• EXERCISE REQUIREMENTS: Go through the entries below and retype them exactly, omitting each picture.

(EXTRACTED INFORMATION begins)

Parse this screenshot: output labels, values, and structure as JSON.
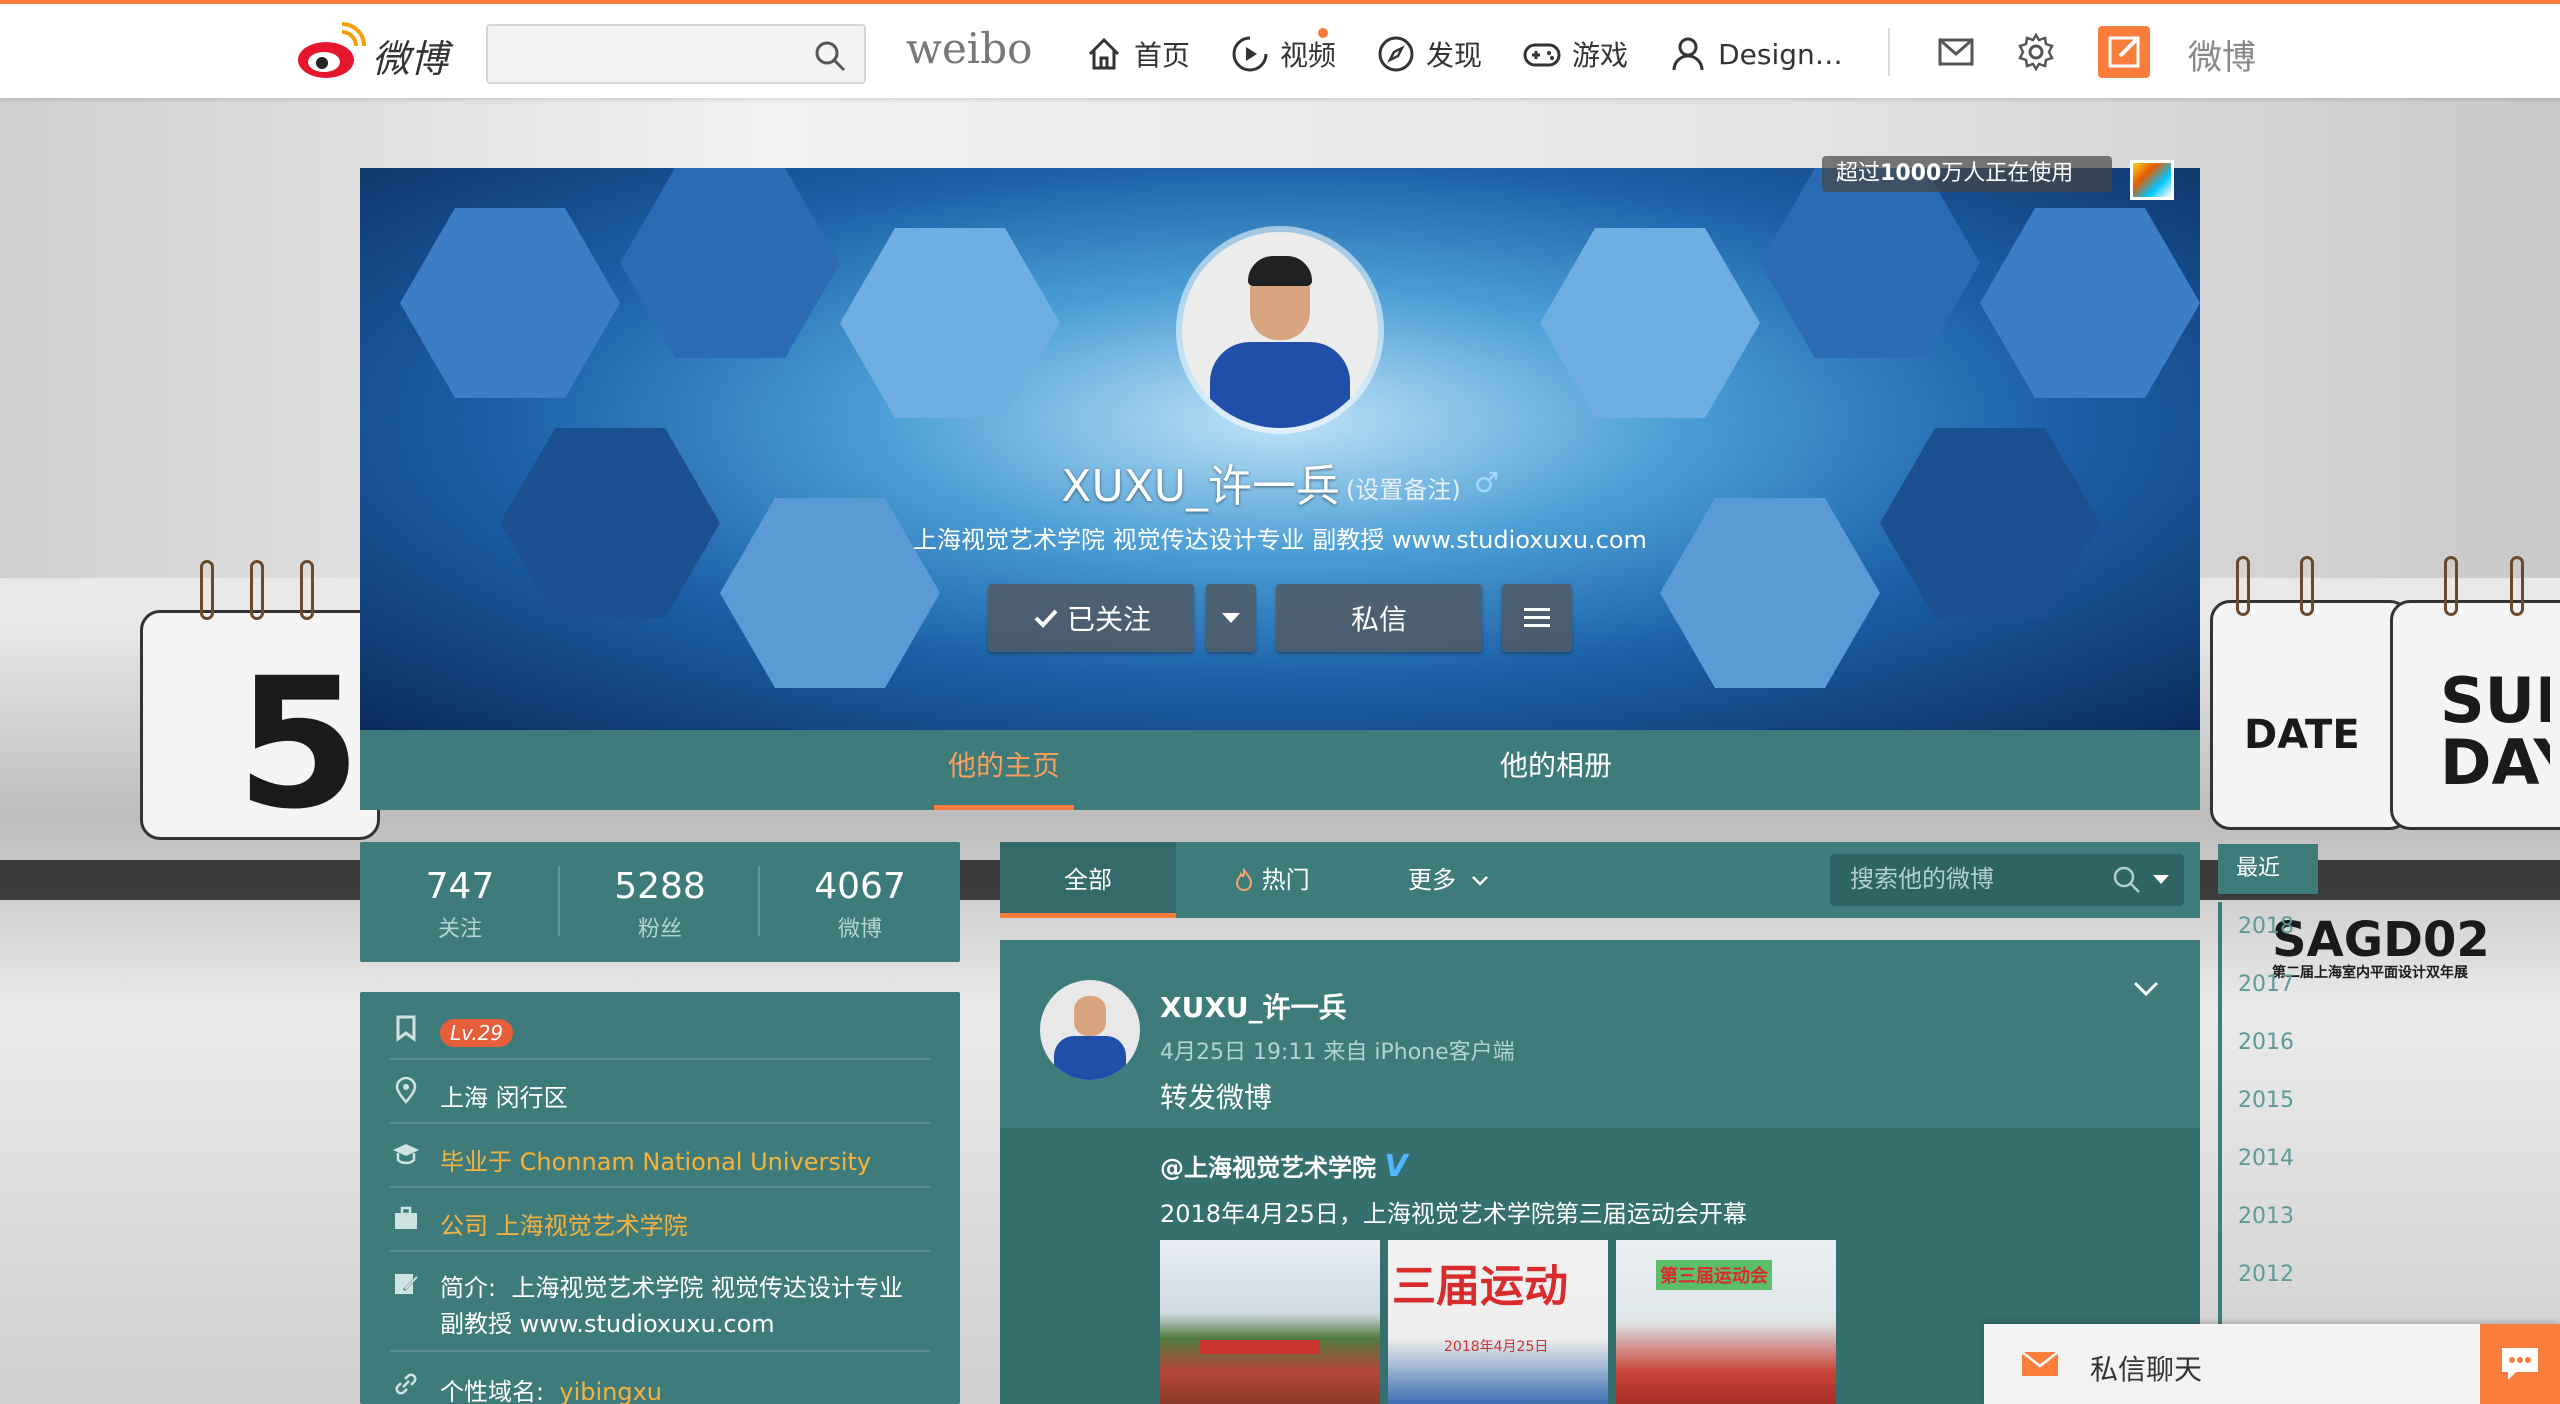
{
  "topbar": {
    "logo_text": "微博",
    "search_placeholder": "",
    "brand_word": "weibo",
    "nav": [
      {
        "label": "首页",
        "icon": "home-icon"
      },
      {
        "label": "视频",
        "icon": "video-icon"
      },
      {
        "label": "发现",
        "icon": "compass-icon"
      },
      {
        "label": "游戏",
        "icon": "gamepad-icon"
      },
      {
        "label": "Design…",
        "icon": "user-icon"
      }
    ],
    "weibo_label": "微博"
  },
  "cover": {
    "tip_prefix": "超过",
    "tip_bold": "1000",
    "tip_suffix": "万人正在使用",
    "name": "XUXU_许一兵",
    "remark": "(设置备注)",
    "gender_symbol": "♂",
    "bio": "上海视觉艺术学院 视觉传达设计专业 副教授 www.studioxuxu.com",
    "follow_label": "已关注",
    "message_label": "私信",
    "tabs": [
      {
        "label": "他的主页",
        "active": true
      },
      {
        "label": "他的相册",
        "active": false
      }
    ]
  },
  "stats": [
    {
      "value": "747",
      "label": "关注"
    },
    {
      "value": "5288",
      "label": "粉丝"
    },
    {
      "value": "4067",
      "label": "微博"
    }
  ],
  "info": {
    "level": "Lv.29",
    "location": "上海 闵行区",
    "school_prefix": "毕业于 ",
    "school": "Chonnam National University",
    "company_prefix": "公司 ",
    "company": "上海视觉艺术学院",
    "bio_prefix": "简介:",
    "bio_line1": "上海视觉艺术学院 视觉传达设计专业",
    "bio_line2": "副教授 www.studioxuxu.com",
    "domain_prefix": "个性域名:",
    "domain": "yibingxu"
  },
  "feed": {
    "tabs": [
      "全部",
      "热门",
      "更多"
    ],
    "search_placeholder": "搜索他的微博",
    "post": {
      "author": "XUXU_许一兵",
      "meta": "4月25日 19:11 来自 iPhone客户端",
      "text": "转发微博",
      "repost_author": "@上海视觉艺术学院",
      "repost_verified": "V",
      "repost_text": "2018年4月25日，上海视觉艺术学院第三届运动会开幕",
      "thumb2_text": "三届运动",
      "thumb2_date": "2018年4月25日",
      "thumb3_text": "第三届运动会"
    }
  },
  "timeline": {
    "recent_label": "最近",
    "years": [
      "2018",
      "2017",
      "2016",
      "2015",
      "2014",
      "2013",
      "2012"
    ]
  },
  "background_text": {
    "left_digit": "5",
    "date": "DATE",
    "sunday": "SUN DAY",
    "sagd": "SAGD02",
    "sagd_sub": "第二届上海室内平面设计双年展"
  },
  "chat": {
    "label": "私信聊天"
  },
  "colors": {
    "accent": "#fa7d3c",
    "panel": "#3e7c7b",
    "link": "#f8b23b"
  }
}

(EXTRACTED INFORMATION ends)

• EXERCISE RESPONSE:
Parse this screenshot: output labels, values, and structure as JSON.
{
  "topbar": {
    "logo_text": "微博",
    "search_placeholder": "",
    "brand_word": "weibo",
    "nav": [
      {
        "label": "首页",
        "icon": "home-icon"
      },
      {
        "label": "视频",
        "icon": "video-icon"
      },
      {
        "label": "发现",
        "icon": "compass-icon"
      },
      {
        "label": "游戏",
        "icon": "gamepad-icon"
      },
      {
        "label": "Design…",
        "icon": "user-icon"
      }
    ],
    "weibo_label": "微博"
  },
  "cover": {
    "tip_prefix": "超过",
    "tip_bold": "1000",
    "tip_suffix": "万人正在使用",
    "name": "XUXU_许一兵",
    "remark": "(设置备注)",
    "gender_symbol": "♂",
    "bio": "上海视觉艺术学院 视觉传达设计专业 副教授 www.studioxuxu.com",
    "follow_label": "已关注",
    "message_label": "私信",
    "tabs": [
      {
        "label": "他的主页",
        "active": true
      },
      {
        "label": "他的相册",
        "active": false
      }
    ]
  },
  "stats": [
    {
      "value": "747",
      "label": "关注"
    },
    {
      "value": "5288",
      "label": "粉丝"
    },
    {
      "value": "4067",
      "label": "微博"
    }
  ],
  "info": {
    "level": "Lv.29",
    "location": "上海 闵行区",
    "school_prefix": "毕业于 ",
    "school": "Chonnam National University",
    "company_prefix": "公司 ",
    "company": "上海视觉艺术学院",
    "bio_prefix": "简介:",
    "bio_line1": "上海视觉艺术学院 视觉传达设计专业",
    "bio_line2": "副教授 www.studioxuxu.com",
    "domain_prefix": "个性域名:",
    "domain": "yibingxu"
  },
  "feed": {
    "tabs": [
      "全部",
      "热门",
      "更多"
    ],
    "search_placeholder": "搜索他的微博",
    "post": {
      "author": "XUXU_许一兵",
      "meta": "4月25日 19:11 来自 iPhone客户端",
      "text": "转发微博",
      "repost_author": "@上海视觉艺术学院",
      "repost_verified": "V",
      "repost_text": "2018年4月25日，上海视觉艺术学院第三届运动会开幕",
      "thumb2_text": "三届运动",
      "thumb2_date": "2018年4月25日",
      "thumb3_text": "第三届运动会"
    }
  },
  "timeline": {
    "recent_label": "最近",
    "years": [
      "2018",
      "2017",
      "2016",
      "2015",
      "2014",
      "2013",
      "2012"
    ]
  },
  "background_text": {
    "left_digit": "5",
    "date": "DATE",
    "sunday": "SUN DAY",
    "sagd": "SAGD02",
    "sagd_sub": "第二届上海室内平面设计双年展"
  },
  "chat": {
    "label": "私信聊天"
  },
  "colors": {
    "accent": "#fa7d3c",
    "panel": "#3e7c7b",
    "link": "#f8b23b"
  }
}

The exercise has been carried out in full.